(Pacific yew) Paracetamol
Paracetamol
(acetaminophen) Phorbol esters
Phorbol esters
(e.g., 4α-PDD) Piperine
Piperine
(black pepper, long pepper) Polygodial
Polygodial
(Dorrigo pepper) Probenecid Protons RhTx Rutamarin (Ruta graveolens) Resiniferatoxin
Resiniferatoxin
(RTX) (Euphorbia resinifera/pooissonii) Shogaols (ginger, Sichuan and melegueta peppers) Tetrahydrocannabivarin
Tetrahydrocannabivarin
(cannabis) Thymol
Thymol
(thyme, oregano) Tinyatoxin
Tinyatoxin
(Euphorbia resinifera/pooissonii) Tramadol Vanillin
Vanillin
(vanilla) Zucapsaicin

Blockers

α- Spinasterol
Spinasterol
( Vernonia
Vernonia
tweediana) AMG-517 Asivatrep BCTC Cannabigerol
Cannabigerol
(cannabis) Cannabigerolic acid (cannabis) Cannabigerovarin (cannabis) Cannabinol
Cannabinol
(cannabis) Capsazepine DCDPC DHEA DHEA-S Flufenamic acid GRC-6211 HC-067047 Lanthanum Meclofenamic acid N-(p-amylcinnamoyl)anthranilic acid NGD-8243 Niflumic acid Pregnenolone sulfate RN-1734 RN-9893 Ruthenium red SB-705498 Tivanisiran Tolfenamic acid

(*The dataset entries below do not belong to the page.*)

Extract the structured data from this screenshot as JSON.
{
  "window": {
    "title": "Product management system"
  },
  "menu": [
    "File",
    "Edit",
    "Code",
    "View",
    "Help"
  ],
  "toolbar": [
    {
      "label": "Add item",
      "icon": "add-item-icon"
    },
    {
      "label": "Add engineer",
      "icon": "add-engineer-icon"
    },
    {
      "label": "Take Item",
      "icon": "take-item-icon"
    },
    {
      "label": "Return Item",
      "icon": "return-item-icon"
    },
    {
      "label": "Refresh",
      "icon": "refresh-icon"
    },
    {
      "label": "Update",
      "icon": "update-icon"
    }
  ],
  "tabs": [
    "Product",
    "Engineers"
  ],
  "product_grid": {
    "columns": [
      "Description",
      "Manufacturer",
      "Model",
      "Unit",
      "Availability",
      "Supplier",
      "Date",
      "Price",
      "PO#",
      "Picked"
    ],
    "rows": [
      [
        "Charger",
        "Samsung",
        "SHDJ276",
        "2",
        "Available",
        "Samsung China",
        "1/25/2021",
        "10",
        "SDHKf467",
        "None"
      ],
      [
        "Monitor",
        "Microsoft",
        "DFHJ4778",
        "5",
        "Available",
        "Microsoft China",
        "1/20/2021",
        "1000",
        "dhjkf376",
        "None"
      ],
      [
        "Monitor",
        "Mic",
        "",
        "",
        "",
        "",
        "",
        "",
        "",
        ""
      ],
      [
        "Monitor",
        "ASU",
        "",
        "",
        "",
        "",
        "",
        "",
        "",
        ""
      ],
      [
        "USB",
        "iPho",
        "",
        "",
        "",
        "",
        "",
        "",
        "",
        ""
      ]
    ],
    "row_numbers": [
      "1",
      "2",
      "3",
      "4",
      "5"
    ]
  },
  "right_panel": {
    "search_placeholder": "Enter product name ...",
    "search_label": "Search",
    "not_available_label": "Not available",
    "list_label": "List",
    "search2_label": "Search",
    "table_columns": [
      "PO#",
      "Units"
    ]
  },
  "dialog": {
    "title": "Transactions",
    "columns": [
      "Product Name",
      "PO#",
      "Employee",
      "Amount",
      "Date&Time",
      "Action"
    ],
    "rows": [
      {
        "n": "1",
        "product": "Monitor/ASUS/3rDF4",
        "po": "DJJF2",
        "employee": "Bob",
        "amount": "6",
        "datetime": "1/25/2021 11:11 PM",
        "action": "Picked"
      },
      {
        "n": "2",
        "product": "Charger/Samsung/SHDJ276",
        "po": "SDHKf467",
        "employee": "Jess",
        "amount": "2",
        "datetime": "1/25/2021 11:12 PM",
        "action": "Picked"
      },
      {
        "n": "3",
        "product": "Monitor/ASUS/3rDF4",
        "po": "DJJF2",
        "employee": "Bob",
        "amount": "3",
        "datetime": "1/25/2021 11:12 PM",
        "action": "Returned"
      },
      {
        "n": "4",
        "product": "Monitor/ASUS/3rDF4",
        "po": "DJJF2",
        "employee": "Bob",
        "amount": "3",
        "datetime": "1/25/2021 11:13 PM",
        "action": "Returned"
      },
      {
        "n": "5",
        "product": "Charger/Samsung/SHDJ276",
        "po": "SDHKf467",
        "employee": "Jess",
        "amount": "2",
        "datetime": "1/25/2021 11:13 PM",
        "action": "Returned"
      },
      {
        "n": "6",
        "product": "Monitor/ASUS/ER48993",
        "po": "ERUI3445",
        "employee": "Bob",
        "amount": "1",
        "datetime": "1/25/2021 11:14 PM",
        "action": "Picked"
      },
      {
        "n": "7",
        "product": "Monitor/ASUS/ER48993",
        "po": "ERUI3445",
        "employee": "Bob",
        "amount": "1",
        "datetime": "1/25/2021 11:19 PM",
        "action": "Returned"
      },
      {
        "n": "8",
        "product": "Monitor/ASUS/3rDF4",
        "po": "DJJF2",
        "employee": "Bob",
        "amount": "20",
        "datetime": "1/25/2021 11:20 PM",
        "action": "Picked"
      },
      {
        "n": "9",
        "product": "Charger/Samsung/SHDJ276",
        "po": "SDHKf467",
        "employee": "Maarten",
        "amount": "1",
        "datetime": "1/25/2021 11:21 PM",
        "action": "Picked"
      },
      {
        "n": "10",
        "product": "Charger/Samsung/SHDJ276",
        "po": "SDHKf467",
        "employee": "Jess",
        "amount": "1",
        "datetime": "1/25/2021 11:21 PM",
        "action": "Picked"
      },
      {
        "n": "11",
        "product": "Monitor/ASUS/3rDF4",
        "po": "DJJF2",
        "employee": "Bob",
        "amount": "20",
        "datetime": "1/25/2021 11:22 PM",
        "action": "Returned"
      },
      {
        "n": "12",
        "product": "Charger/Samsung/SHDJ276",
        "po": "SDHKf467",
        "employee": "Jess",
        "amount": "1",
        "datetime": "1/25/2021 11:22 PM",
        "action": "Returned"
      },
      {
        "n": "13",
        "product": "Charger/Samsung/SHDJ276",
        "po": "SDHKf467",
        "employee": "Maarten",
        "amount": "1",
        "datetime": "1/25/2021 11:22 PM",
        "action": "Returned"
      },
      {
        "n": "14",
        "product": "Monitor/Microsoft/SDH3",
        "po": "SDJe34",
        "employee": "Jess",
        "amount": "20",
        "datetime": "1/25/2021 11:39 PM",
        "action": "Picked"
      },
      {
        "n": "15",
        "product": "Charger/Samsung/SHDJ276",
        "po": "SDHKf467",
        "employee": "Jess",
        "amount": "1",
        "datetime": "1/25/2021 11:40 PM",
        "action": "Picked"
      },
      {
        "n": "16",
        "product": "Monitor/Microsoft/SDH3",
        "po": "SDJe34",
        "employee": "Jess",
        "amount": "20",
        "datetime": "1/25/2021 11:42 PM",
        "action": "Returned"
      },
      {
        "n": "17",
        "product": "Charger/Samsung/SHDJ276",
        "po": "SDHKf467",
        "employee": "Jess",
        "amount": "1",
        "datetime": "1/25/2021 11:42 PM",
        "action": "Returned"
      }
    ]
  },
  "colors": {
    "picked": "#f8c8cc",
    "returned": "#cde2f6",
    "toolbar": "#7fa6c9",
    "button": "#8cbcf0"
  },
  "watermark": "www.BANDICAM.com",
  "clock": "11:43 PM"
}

See also: Receptor/signaling modulators • Ion

.